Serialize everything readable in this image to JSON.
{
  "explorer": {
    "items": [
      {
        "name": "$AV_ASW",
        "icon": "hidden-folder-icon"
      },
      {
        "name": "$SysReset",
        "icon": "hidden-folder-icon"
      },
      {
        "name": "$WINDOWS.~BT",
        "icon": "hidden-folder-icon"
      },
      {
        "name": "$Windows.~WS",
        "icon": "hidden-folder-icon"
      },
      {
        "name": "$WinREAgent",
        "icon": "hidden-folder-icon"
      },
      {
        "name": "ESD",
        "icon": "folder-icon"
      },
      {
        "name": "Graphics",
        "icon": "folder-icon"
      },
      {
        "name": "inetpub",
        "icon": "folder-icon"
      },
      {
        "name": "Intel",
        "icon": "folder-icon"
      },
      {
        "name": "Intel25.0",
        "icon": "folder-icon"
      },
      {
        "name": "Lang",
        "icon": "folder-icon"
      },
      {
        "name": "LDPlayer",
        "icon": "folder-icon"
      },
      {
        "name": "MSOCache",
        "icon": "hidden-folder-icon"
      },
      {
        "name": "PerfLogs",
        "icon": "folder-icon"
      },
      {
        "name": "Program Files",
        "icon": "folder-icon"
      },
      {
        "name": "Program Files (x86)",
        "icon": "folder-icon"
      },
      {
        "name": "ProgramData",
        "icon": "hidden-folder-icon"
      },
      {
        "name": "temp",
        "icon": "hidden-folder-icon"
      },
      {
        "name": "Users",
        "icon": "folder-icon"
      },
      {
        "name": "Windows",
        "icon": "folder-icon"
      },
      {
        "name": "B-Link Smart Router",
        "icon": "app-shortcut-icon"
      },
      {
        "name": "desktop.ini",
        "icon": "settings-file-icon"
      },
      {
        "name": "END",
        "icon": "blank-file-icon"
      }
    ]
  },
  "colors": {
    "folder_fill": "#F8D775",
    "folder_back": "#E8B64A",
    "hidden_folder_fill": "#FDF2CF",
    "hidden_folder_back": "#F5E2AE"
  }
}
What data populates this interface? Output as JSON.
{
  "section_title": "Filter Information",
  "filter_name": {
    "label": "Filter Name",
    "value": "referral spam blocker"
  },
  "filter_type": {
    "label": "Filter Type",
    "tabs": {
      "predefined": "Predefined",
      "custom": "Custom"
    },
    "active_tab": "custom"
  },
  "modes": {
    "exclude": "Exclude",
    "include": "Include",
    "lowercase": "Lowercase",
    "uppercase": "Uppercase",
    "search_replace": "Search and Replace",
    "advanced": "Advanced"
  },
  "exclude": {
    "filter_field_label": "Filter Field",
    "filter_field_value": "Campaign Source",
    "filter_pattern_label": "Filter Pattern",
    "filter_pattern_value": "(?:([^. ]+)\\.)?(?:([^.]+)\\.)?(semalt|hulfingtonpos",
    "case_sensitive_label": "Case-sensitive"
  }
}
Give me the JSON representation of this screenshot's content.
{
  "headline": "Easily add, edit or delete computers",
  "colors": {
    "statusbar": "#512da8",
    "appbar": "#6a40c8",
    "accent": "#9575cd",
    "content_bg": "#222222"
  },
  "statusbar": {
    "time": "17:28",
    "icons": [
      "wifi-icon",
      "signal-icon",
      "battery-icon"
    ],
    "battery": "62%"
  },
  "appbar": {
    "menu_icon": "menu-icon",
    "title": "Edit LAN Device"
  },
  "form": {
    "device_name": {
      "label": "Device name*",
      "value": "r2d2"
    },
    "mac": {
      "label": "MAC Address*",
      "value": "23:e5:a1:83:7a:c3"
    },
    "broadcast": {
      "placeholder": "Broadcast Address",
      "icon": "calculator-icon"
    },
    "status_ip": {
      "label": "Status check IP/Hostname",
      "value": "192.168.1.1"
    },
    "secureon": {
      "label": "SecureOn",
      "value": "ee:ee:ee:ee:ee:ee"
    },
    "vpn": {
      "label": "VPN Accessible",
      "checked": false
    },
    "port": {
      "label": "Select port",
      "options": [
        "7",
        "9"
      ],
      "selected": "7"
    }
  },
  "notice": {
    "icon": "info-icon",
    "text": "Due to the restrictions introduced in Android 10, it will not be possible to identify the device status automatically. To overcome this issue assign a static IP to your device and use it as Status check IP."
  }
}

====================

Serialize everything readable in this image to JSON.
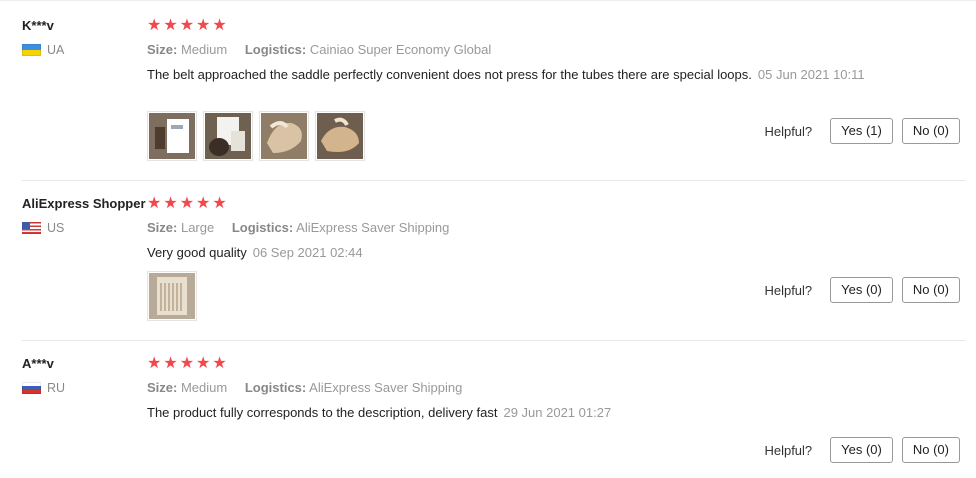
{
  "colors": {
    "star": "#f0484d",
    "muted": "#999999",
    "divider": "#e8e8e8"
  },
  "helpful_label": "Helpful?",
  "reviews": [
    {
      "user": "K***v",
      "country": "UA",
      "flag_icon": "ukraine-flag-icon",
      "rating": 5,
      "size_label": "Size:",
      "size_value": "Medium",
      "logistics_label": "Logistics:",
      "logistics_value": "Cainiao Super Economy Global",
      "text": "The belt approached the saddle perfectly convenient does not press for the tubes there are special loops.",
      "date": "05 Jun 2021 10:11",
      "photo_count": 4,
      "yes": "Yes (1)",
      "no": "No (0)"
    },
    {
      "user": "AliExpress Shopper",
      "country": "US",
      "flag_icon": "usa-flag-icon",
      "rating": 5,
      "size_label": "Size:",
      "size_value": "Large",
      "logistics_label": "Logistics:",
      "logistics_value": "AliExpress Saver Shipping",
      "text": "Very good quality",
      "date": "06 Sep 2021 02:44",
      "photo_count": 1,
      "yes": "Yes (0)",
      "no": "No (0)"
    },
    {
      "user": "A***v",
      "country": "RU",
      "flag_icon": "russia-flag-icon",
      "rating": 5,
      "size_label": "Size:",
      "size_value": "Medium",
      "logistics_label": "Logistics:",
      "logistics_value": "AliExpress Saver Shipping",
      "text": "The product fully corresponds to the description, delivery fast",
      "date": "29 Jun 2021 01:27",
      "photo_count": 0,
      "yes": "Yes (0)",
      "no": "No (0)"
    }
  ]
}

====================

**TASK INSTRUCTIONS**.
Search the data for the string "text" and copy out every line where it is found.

**RESULT**.
    "text": "Due to the restrictions introduced in Android 10, it will not be possible to identify the device status automatically. To overcome this issue assign a static IP to your device and use it as Status check IP."
      "text": "The belt approached the saddle perfectly convenient does not press for the tubes there are special loops.",
      "text": "Very good quality",
      "text": "The product fully corresponds to the description, delivery fast",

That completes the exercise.